(Exercise requirements)
The required answer is each line in the entries below where "desde" occurs.

(Records provided)
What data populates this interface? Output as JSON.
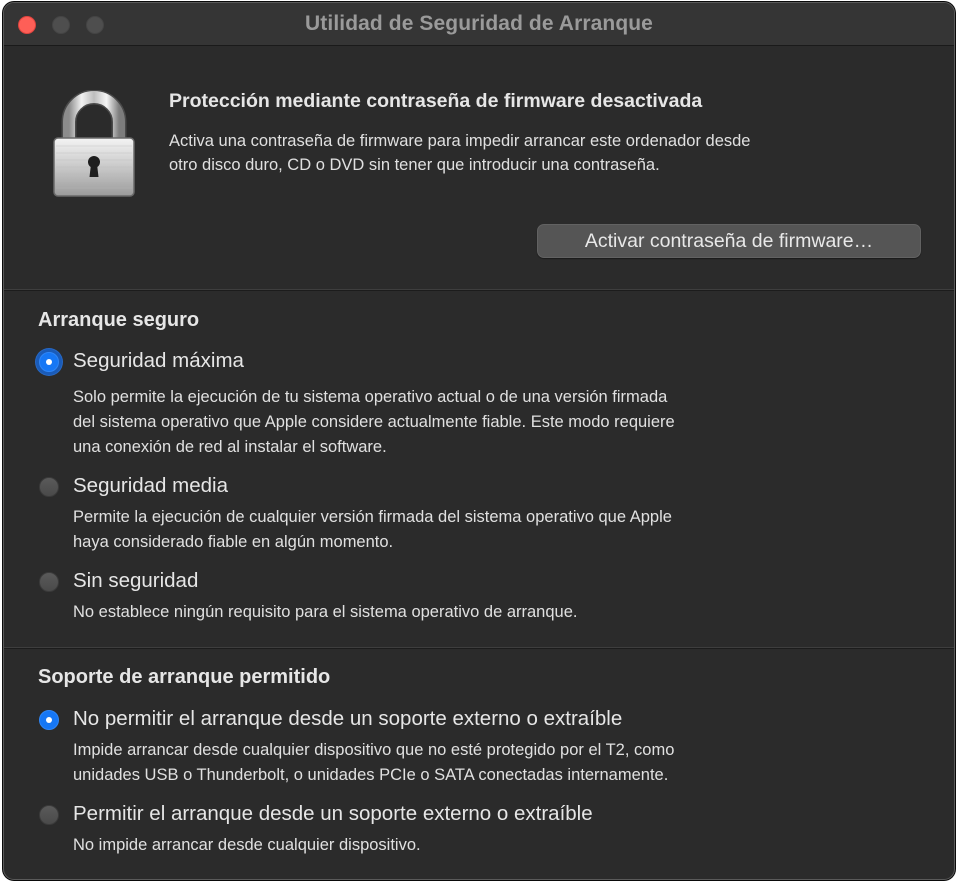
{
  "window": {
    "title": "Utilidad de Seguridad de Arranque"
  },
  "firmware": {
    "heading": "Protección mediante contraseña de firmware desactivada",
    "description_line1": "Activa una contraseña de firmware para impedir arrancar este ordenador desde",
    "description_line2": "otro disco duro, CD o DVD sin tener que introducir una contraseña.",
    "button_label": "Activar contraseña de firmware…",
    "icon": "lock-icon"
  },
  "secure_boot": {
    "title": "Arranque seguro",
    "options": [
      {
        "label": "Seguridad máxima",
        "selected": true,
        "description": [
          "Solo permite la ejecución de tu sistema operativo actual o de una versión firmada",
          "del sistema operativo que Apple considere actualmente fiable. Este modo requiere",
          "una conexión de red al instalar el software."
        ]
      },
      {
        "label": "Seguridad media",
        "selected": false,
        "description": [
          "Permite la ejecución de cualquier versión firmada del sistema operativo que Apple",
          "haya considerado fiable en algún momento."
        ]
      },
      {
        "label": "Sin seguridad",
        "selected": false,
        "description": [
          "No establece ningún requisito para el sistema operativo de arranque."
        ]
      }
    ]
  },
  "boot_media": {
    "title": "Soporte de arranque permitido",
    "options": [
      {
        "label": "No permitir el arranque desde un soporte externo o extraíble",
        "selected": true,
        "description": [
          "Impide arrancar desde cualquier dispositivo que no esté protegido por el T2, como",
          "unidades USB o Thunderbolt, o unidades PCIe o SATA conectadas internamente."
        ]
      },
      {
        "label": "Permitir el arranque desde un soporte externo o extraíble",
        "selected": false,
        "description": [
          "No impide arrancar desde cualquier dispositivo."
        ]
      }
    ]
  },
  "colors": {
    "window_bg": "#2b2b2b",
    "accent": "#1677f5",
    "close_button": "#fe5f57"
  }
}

(Reply to the task)
    "description_line1": "Activa una contraseña de firmware para impedir arrancar este ordenador desde",
        "label": "No permitir el arranque desde un soporte externo o extraíble",
          "Impide arrancar desde cualquier dispositivo que no esté protegido por el T2, como",
        "label": "Permitir el arranque desde un soporte externo o extraíble",
          "No impide arrancar desde cualquier dispositivo."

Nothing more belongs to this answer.